Translation: We managed to bilk shareholders out of another $5B of their cash to pay our insiders all why bs’g them into thinking we’re doing something positive for them. How smart is that?

“Home and Entertainment, Mobile and Embedded, and Business Solutions all turned in stellar quarters. Taken together, these businesses show a combined revenue growth rate of 68 percent year over year.”

Translation: Sure, they all went from a profit last Q to a loss this Q, but at least they’re masking our inability to grow the top line.

“All of this propels us toward the next wave of blockbuster releases.”

Translation: having badly blown all of our development schedules, we’re finally near shipping what we should have shipped at least two of so far this decade.

“We’ve always taken a long-term approach, striving to solve the hardest problems in computing and working to realize huge new opportunities in vast new markets through investments in innovation across the broad spectrum of human endeavor.”

Translation: We've always been slow as shit and can’t make anything pay off in any reasonable timeframe but if we can just keep bullshitting people that our “big bets” are “big money makers”, maybe we'll wake up and OSS and GOOG will be gone and this will have just been a bad dream.

“I believe that now is not the time to scale back the scope of our ambition or the scale of our investment. While our opportunities are greater than ever, we also face new competitors, faster-moving markets and new customer demands.”

Translation: while we’ve been preoccupied with all of our losing big bets, we took our eye completely off the ball in our core groups and now these too are now at serious risk.

“So what accounts for the negative reaction that we’ve seen from analysts and investors?”

Translation: I know it’s my/our 5 year long track record and pathetic bungling of the news but let’s at least try and deflect the blame to those pesky shortsighted analysts/investors. Sure, we're the 6th worst performer in the DOW since 1998, but how shortsighted are these folks? Don't they remember that we used to be great?

“These investments will continue.”

Translation: we’ll never drive meaningful earnings growth. In fact, we’ve simply given up trying.

“The bottom-line result of these investments created a shift in our near-term profitability that was a surprise. The change in our stock price reflects this.”

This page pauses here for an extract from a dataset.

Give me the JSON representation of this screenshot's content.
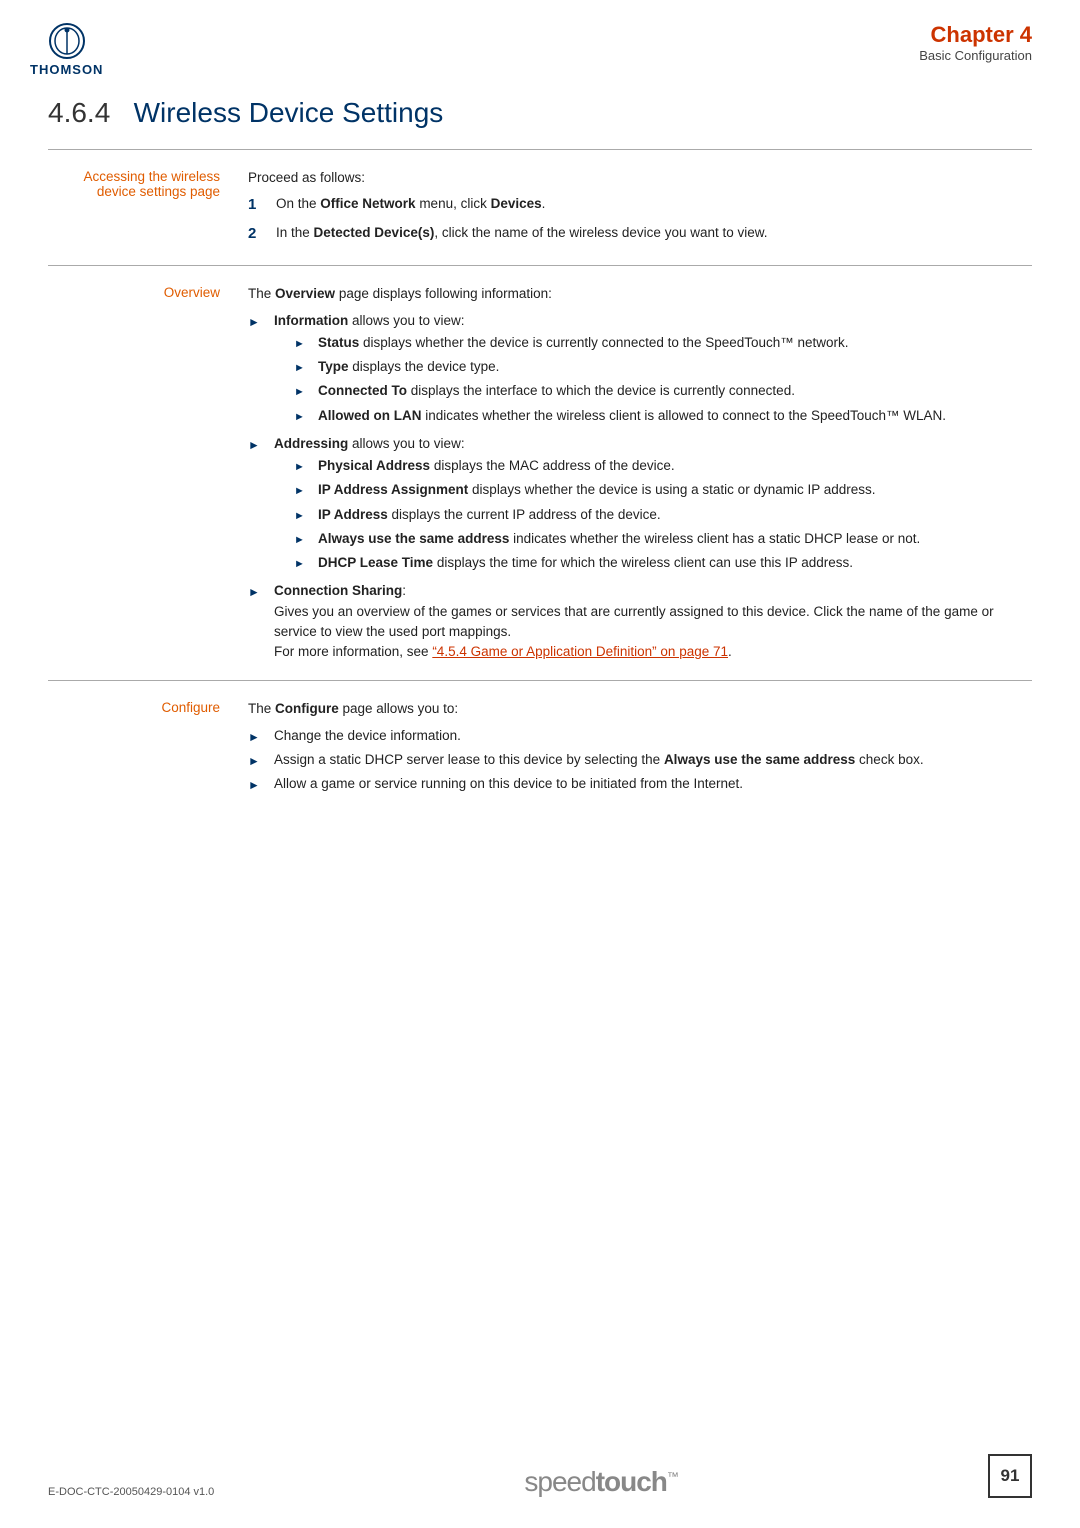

Translation: we fucked up and unfortunately, the street didn’t excuse it this time.

“But I’ve never been more confident that we are making the right investments.”

Translation: Of course, I was the same person who said we’d win the DOJ affair, that Xbox, MSN, MBS, etc. would have paid off big time by now, that Vista would be great “bet on it” and [two years ago] that the “stock was the best poised since 1998 to appreciate”. So you might not want to take that to the bank - you know none of our senior insiders will be.

“When you look across the array of businesses we are building, it is clear that we are in a position that no other company can match.”

Translation: No other large cap tech company has managed to totally underwhelm the market as much as we have over the past 3 years. Of course, no one wants to because in any other public company, the management team would be gone. But hey, we're in a class or our own.

“These investments reflect our blueprint for translating today’s investments into tomorrow’s growth. “

Translation: our idea of investment doesn't really follow the classical business definition. Basically, when we get a whim or just decide we have to be in a market, we don't waste time with all that analysis/strategy/pyaback analysis crap. Instead, we just spend as we go, often $5-10B over a 5-10 yr period, with no plan whatsoever. Then, we simply write off all that prior investment and pat ourselves on the back for creating profitability on an ongoing basis – well, at least that's the plan assuming we can ever get one of these losers to sustained profitability.

“The reaction to yesterday’s news is a lesson that the entire leadership team at Microsoft will learn from.”

Translation: We're not totally stupid. Why, every time our actions have shaved $30B off the company's market cap - 11 times on my watch as CEO so far - we've learned something. Not enough to avoid further incidents of course, but something nevertheless. Doesn't that count for something?